(Records excerpted from a collection)
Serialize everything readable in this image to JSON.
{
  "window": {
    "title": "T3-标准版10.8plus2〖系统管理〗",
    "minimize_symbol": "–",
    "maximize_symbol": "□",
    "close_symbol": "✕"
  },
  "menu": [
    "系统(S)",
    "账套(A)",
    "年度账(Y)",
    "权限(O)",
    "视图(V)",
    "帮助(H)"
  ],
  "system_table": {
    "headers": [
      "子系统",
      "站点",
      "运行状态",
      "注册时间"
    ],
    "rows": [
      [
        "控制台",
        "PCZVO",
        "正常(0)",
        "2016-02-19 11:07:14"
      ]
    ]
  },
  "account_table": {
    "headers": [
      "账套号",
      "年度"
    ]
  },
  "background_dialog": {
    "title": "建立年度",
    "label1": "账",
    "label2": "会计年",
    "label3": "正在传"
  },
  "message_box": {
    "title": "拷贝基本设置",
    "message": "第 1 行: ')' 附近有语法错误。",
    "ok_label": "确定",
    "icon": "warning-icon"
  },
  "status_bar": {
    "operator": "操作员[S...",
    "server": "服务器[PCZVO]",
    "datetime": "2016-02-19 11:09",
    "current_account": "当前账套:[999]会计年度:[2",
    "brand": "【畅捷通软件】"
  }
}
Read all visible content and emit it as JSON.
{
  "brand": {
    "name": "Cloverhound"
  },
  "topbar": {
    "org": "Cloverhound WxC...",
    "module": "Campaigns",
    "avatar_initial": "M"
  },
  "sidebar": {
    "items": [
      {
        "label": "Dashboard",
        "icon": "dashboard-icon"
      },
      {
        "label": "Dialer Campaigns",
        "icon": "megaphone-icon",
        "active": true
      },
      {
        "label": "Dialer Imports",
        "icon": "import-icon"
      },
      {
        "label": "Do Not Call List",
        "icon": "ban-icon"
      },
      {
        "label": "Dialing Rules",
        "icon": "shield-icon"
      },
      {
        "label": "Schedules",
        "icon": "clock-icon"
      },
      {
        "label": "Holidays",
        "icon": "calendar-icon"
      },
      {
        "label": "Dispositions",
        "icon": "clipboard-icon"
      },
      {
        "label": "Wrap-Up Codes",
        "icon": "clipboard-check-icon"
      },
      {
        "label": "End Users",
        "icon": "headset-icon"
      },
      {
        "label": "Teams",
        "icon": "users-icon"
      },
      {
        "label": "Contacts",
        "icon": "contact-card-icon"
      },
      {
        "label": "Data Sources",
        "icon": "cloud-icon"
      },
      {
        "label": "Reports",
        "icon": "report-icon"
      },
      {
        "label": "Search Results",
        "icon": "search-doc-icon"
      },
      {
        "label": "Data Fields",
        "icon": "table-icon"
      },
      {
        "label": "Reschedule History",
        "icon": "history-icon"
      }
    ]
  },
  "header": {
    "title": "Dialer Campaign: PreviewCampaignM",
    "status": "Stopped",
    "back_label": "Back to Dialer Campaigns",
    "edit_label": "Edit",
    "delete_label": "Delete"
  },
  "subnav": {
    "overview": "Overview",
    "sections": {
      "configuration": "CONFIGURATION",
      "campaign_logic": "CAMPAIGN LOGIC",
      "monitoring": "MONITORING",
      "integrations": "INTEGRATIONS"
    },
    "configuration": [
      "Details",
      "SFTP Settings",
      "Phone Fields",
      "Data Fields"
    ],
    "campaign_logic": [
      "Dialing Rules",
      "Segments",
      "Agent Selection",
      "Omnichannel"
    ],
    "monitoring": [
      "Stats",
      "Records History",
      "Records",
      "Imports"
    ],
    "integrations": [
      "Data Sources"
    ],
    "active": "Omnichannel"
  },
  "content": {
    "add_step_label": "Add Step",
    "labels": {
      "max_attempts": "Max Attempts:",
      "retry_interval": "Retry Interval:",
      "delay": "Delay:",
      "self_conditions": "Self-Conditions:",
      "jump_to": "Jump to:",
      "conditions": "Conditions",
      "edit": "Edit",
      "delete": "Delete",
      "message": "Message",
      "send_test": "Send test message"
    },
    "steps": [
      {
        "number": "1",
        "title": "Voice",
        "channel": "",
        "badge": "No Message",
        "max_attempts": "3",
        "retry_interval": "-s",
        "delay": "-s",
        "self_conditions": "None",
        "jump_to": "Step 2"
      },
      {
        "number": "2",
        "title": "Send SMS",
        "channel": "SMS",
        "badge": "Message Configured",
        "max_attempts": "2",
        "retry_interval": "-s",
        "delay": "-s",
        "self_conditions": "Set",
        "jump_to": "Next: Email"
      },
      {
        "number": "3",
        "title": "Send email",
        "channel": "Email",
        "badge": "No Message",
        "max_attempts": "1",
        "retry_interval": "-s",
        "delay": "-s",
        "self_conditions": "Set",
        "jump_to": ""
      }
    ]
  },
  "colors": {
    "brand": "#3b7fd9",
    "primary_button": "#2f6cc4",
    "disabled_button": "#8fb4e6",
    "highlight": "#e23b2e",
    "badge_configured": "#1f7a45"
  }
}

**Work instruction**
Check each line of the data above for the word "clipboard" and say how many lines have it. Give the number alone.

**Response**
2